**Supplied information:**
··········

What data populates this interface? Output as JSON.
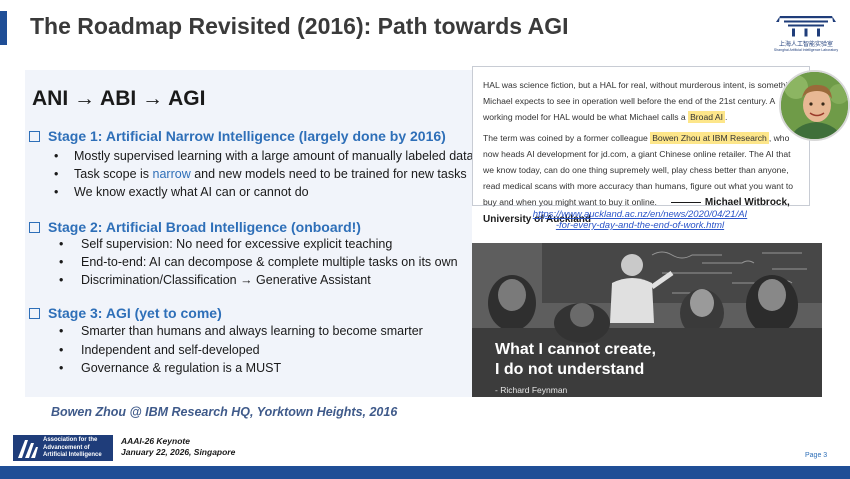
{
  "slide": {
    "title": "The Roadmap Revisited (2016): Path towards AGI",
    "page_label": "Page 3"
  },
  "logo_top_right": {
    "cn_text": "上海人工智能实验室",
    "en_text": "Shanghai Artificial Intelligence Laboratory"
  },
  "main": {
    "heading": "ANI → ABI → AGI",
    "stages": [
      {
        "title": "Stage 1: Artificial Narrow Intelligence (largely done by 2016)",
        "bullets": [
          "Mostly supervised learning with a large amount of manually labeled data",
          "Task scope is narrow and new models need to be trained for new tasks",
          "We know exactly what AI can or cannot do"
        ],
        "bullet2_parts": {
          "before": "Task scope is ",
          "highlight": "narrow",
          "after": " and new models need to be trained for new tasks"
        }
      },
      {
        "title": "Stage 2: Artificial Broad Intelligence (onboard!)",
        "bullets": [
          "Self supervision: No need for excessive explicit teaching",
          "End-to-end: AI can decompose & complete multiple tasks on its own",
          "Discrimination/Classification → Generative Assistant"
        ]
      },
      {
        "title": "Stage 3: AGI (yet to come)",
        "bullets": [
          "Smarter than humans and always learning to become smarter",
          "Independent and self-developed",
          "Governance & regulation is a MUST"
        ]
      }
    ]
  },
  "quote": {
    "p1_a": "HAL was science fiction, but a HAL for real, without murderous intent, is something Michael expects to see in operation well before the end of the 21st century. A working model for HAL would be what Michael calls a ",
    "p1_hl": "Broad AI",
    "p1_b": ".",
    "p2_a": "The term was coined by a former colleague ",
    "p2_hl": "Bowen Zhou at IBM Research",
    "p2_b": ", who now heads AI development for jd.com, a giant Chinese online retailer. The AI that we know today, can do one thing supremely well, play chess better than anyone, read medical scans with more accuracy than humans, figure out what you want to buy and when you might want to buy it online.",
    "attribution": "Michael Witbrock, University of Auckland"
  },
  "link": {
    "line1": "https://www.auckland.ac.nz/en/news/2020/04/21/AI",
    "line2": "-for-every-day-and-the-end-of-work.html"
  },
  "photo": {
    "quote_line1": "What I cannot create,",
    "quote_line2": "I do not understand",
    "attribution": "- Richard Feynman"
  },
  "caption": "Bowen Zhou @ IBM Research HQ, Yorktown Heights, 2016",
  "footer": {
    "org_name": "Association for the\nAdvancement of\nArtificial Intelligence",
    "event_line1": "AAAI-26 Keynote",
    "event_line2": "January 22, 2026, Singapore"
  },
  "colors": {
    "accent_blue": "#2e6fb8",
    "navy": "#1f4e96",
    "highlight": "#fde68a",
    "panel_bg": "#f1f4fa"
  }
}
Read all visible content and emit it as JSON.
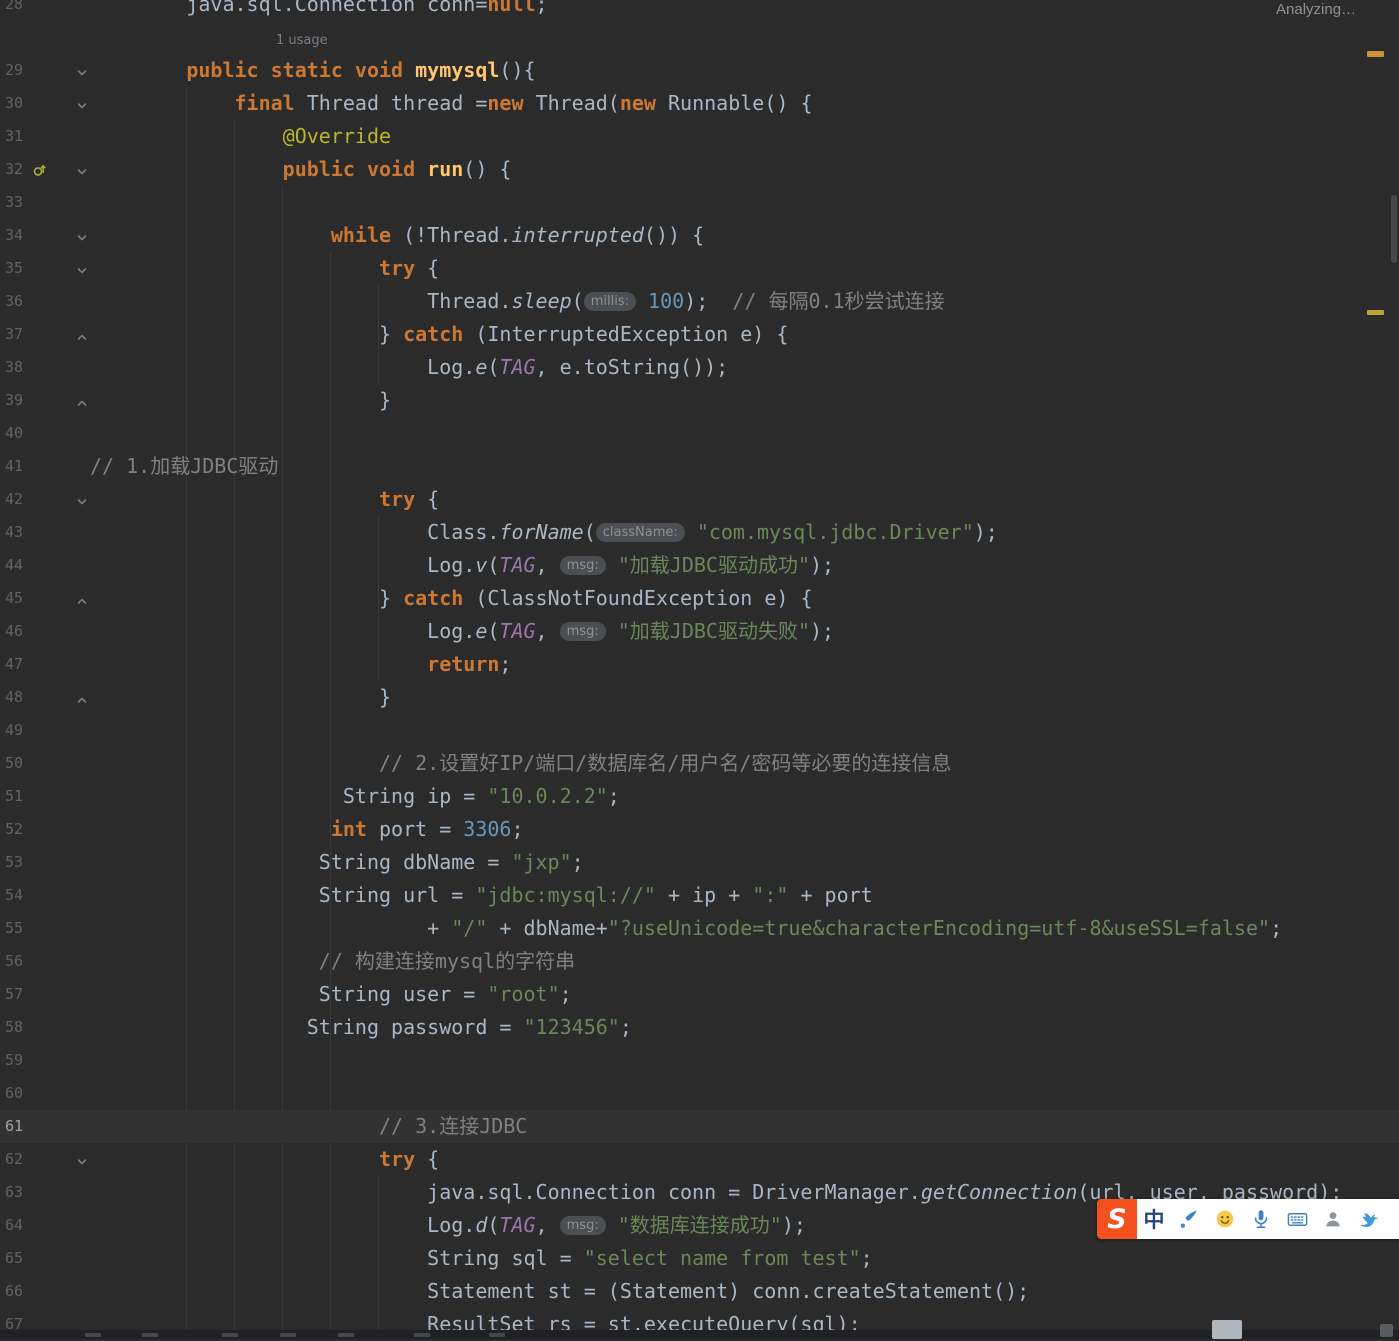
{
  "theme": {
    "palette": {
      "background": "#2B2B2B",
      "current_line": "#323232",
      "default_text": "#A9B7C6",
      "keyword": "#CC7832",
      "method": "#FFC66D",
      "string": "#6A8759",
      "number": "#6897BB",
      "comment": "#808080",
      "field": "#9876AA",
      "annotation": "#BBB529",
      "line_number": "#606366",
      "inlay_bg": "#4B4E52",
      "inlay_text": "#8E9193",
      "guide": "#393939"
    },
    "warning_mark_colors": [
      "#C9913A",
      "#B5A33B"
    ]
  },
  "editor": {
    "analyzing_label": "Analyzing…",
    "rows": [
      {
        "ln": "28",
        "segs": [
          [
            "sp",
            8
          ],
          [
            "txt",
            "java.sql.Connection conn="
          ],
          [
            "kw",
            "null"
          ],
          [
            "txt",
            ";"
          ]
        ]
      },
      {
        "hint": "1 usage"
      },
      {
        "ln": "29",
        "fold": "down",
        "segs": [
          [
            "sp",
            8
          ],
          [
            "kw",
            "public static void "
          ],
          [
            "fn",
            "mymysql"
          ],
          [
            "txt",
            "(){"
          ]
        ]
      },
      {
        "ln": "30",
        "fold": "down",
        "segs": [
          [
            "sp",
            12
          ],
          [
            "kw",
            "final"
          ],
          [
            "txt",
            " Thread thread ="
          ],
          [
            "kw",
            "new"
          ],
          [
            "txt",
            " Thread("
          ],
          [
            "kw",
            "new"
          ],
          [
            "txt",
            " Runnable() {"
          ]
        ]
      },
      {
        "ln": "31",
        "segs": [
          [
            "sp",
            16
          ],
          [
            "ann",
            "@Override"
          ]
        ]
      },
      {
        "ln": "32",
        "fold": "down",
        "override": true,
        "segs": [
          [
            "sp",
            16
          ],
          [
            "kw",
            "public void "
          ],
          [
            "fn",
            "run"
          ],
          [
            "txt",
            "() {"
          ]
        ]
      },
      {
        "ln": "33",
        "segs": []
      },
      {
        "ln": "34",
        "fold": "down",
        "segs": [
          [
            "sp",
            20
          ],
          [
            "kw",
            "while"
          ],
          [
            "txt",
            " (!Thread."
          ],
          [
            "itm",
            "interrupted"
          ],
          [
            "txt",
            "()) {"
          ]
        ]
      },
      {
        "ln": "35",
        "fold": "down",
        "segs": [
          [
            "sp",
            24
          ],
          [
            "kw",
            "try"
          ],
          [
            "txt",
            " {"
          ]
        ]
      },
      {
        "ln": "36",
        "segs": [
          [
            "sp",
            28
          ],
          [
            "txt",
            "Thread."
          ],
          [
            "itm",
            "sleep"
          ],
          [
            "txt",
            "("
          ],
          [
            "hint",
            "millis:"
          ],
          [
            "txt",
            " "
          ],
          [
            "num",
            "100"
          ],
          [
            "txt",
            ");  "
          ],
          [
            "cmt",
            "// 每隔0.1秒尝试连接"
          ]
        ]
      },
      {
        "ln": "37",
        "fold": "up",
        "segs": [
          [
            "sp",
            24
          ],
          [
            "txt",
            "} "
          ],
          [
            "kw",
            "catch"
          ],
          [
            "txt",
            " (InterruptedException e) {"
          ]
        ]
      },
      {
        "ln": "38",
        "segs": [
          [
            "sp",
            28
          ],
          [
            "txt",
            "Log."
          ],
          [
            "itm",
            "e"
          ],
          [
            "txt",
            "("
          ],
          [
            "fld",
            "TAG"
          ],
          [
            "txt",
            ", e.toString());"
          ]
        ]
      },
      {
        "ln": "39",
        "fold": "up",
        "segs": [
          [
            "sp",
            24
          ],
          [
            "txt",
            "}"
          ]
        ]
      },
      {
        "ln": "40",
        "segs": []
      },
      {
        "ln": "41",
        "segs": [
          [
            "cmt",
            "// 1.加载JDBC驱动"
          ]
        ]
      },
      {
        "ln": "42",
        "fold": "down",
        "segs": [
          [
            "sp",
            24
          ],
          [
            "kw",
            "try"
          ],
          [
            "txt",
            " {"
          ]
        ]
      },
      {
        "ln": "43",
        "segs": [
          [
            "sp",
            28
          ],
          [
            "txt",
            "Class."
          ],
          [
            "itm",
            "forName"
          ],
          [
            "txt",
            "("
          ],
          [
            "hint",
            "className:"
          ],
          [
            "txt",
            " "
          ],
          [
            "str",
            "\"com.mysql.jdbc.Driver\""
          ],
          [
            "txt",
            ");"
          ]
        ]
      },
      {
        "ln": "44",
        "segs": [
          [
            "sp",
            28
          ],
          [
            "txt",
            "Log."
          ],
          [
            "itm",
            "v"
          ],
          [
            "txt",
            "("
          ],
          [
            "fld",
            "TAG"
          ],
          [
            "txt",
            ", "
          ],
          [
            "hint",
            "msg:"
          ],
          [
            "txt",
            " "
          ],
          [
            "str",
            "\"加载JDBC驱动成功\""
          ],
          [
            "txt",
            ");"
          ]
        ]
      },
      {
        "ln": "45",
        "fold": "up",
        "segs": [
          [
            "sp",
            24
          ],
          [
            "txt",
            "} "
          ],
          [
            "kw",
            "catch"
          ],
          [
            "txt",
            " (ClassNotFoundException e) {"
          ]
        ]
      },
      {
        "ln": "46",
        "segs": [
          [
            "sp",
            28
          ],
          [
            "txt",
            "Log."
          ],
          [
            "itm",
            "e"
          ],
          [
            "txt",
            "("
          ],
          [
            "fld",
            "TAG"
          ],
          [
            "txt",
            ", "
          ],
          [
            "hint",
            "msg:"
          ],
          [
            "txt",
            " "
          ],
          [
            "str",
            "\"加载JDBC驱动失败\""
          ],
          [
            "txt",
            ");"
          ]
        ]
      },
      {
        "ln": "47",
        "segs": [
          [
            "sp",
            28
          ],
          [
            "kw",
            "return"
          ],
          [
            "txt",
            ";"
          ]
        ]
      },
      {
        "ln": "48",
        "fold": "up",
        "segs": [
          [
            "sp",
            24
          ],
          [
            "txt",
            "}"
          ]
        ]
      },
      {
        "ln": "49",
        "segs": []
      },
      {
        "ln": "50",
        "segs": [
          [
            "sp",
            24
          ],
          [
            "cmt",
            "// 2.设置好IP/端口/数据库名/用户名/密码等必要的连接信息"
          ]
        ]
      },
      {
        "ln": "51",
        "segs": [
          [
            "sp",
            21
          ],
          [
            "txt",
            "String ip = "
          ],
          [
            "str",
            "\"10.0.2.2\""
          ],
          [
            "txt",
            ";"
          ]
        ]
      },
      {
        "ln": "52",
        "segs": [
          [
            "sp",
            20
          ],
          [
            "kw",
            "int"
          ],
          [
            "txt",
            " port = "
          ],
          [
            "num",
            "3306"
          ],
          [
            "txt",
            ";"
          ]
        ]
      },
      {
        "ln": "53",
        "segs": [
          [
            "sp",
            19
          ],
          [
            "txt",
            "String dbName = "
          ],
          [
            "str",
            "\"jxp\""
          ],
          [
            "txt",
            ";"
          ]
        ]
      },
      {
        "ln": "54",
        "segs": [
          [
            "sp",
            19
          ],
          [
            "txt",
            "String url = "
          ],
          [
            "str",
            "\"jdbc:mysql://\""
          ],
          [
            "txt",
            " + ip + "
          ],
          [
            "str",
            "\":\""
          ],
          [
            "txt",
            " + port"
          ]
        ]
      },
      {
        "ln": "55",
        "segs": [
          [
            "sp",
            28
          ],
          [
            "txt",
            "+ "
          ],
          [
            "str",
            "\"/\""
          ],
          [
            "txt",
            " + dbName+"
          ],
          [
            "str",
            "\"?useUnicode=true&characterEncoding=utf-8&useSSL=false\""
          ],
          [
            "txt",
            ";"
          ]
        ]
      },
      {
        "ln": "56",
        "segs": [
          [
            "sp",
            19
          ],
          [
            "cmt",
            "// 构建连接mysql的字符串"
          ]
        ]
      },
      {
        "ln": "57",
        "segs": [
          [
            "sp",
            19
          ],
          [
            "txt",
            "String user = "
          ],
          [
            "str",
            "\"root\""
          ],
          [
            "txt",
            ";"
          ]
        ]
      },
      {
        "ln": "58",
        "segs": [
          [
            "sp",
            18
          ],
          [
            "txt",
            "String password = "
          ],
          [
            "str",
            "\"123456\""
          ],
          [
            "txt",
            ";"
          ]
        ]
      },
      {
        "ln": "59",
        "segs": []
      },
      {
        "ln": "60",
        "segs": []
      },
      {
        "ln": "61",
        "current": true,
        "segs": [
          [
            "sp",
            24
          ],
          [
            "cmt",
            "// 3.连接JDBC"
          ]
        ]
      },
      {
        "ln": "62",
        "fold": "down",
        "segs": [
          [
            "sp",
            24
          ],
          [
            "kw",
            "try"
          ],
          [
            "txt",
            " {"
          ]
        ]
      },
      {
        "ln": "63",
        "segs": [
          [
            "sp",
            28
          ],
          [
            "txt",
            "java.sql.Connection conn = DriverManager."
          ],
          [
            "itm",
            "getConnection"
          ],
          [
            "txt",
            "(url, user, password);"
          ]
        ]
      },
      {
        "ln": "64",
        "segs": [
          [
            "sp",
            28
          ],
          [
            "txt",
            "Log."
          ],
          [
            "itm",
            "d"
          ],
          [
            "txt",
            "("
          ],
          [
            "fld",
            "TAG"
          ],
          [
            "txt",
            ", "
          ],
          [
            "hint",
            "msg:"
          ],
          [
            "txt",
            " "
          ],
          [
            "str",
            "\"数据库连接成功\""
          ],
          [
            "txt",
            ");"
          ]
        ]
      },
      {
        "ln": "65",
        "segs": [
          [
            "sp",
            28
          ],
          [
            "txt",
            "String sql = "
          ],
          [
            "str",
            "\"select name from test\""
          ],
          [
            "txt",
            ";"
          ]
        ]
      },
      {
        "ln": "66",
        "segs": [
          [
            "sp",
            28
          ],
          [
            "txt",
            "Statement st = (Statement) conn.createStatement();"
          ]
        ]
      },
      {
        "ln": "67",
        "segs": [
          [
            "sp",
            28
          ],
          [
            "txt",
            "ResultSet rs = st.executeQuery(sql);"
          ]
        ]
      }
    ]
  },
  "ime_toolbar": {
    "logo_text": "S",
    "mode_label": "中",
    "icons": [
      "handwriting",
      "emoji",
      "voice",
      "keyboard",
      "account",
      "skin"
    ]
  }
}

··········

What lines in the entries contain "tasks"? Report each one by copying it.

**Expected output:**
          "Task scope is narrow and new models need to be trained for new tasks",
          "after": " and new models need to be trained for new tasks"
          "End-to-end: AI can decompose & complete multiple tasks on its own",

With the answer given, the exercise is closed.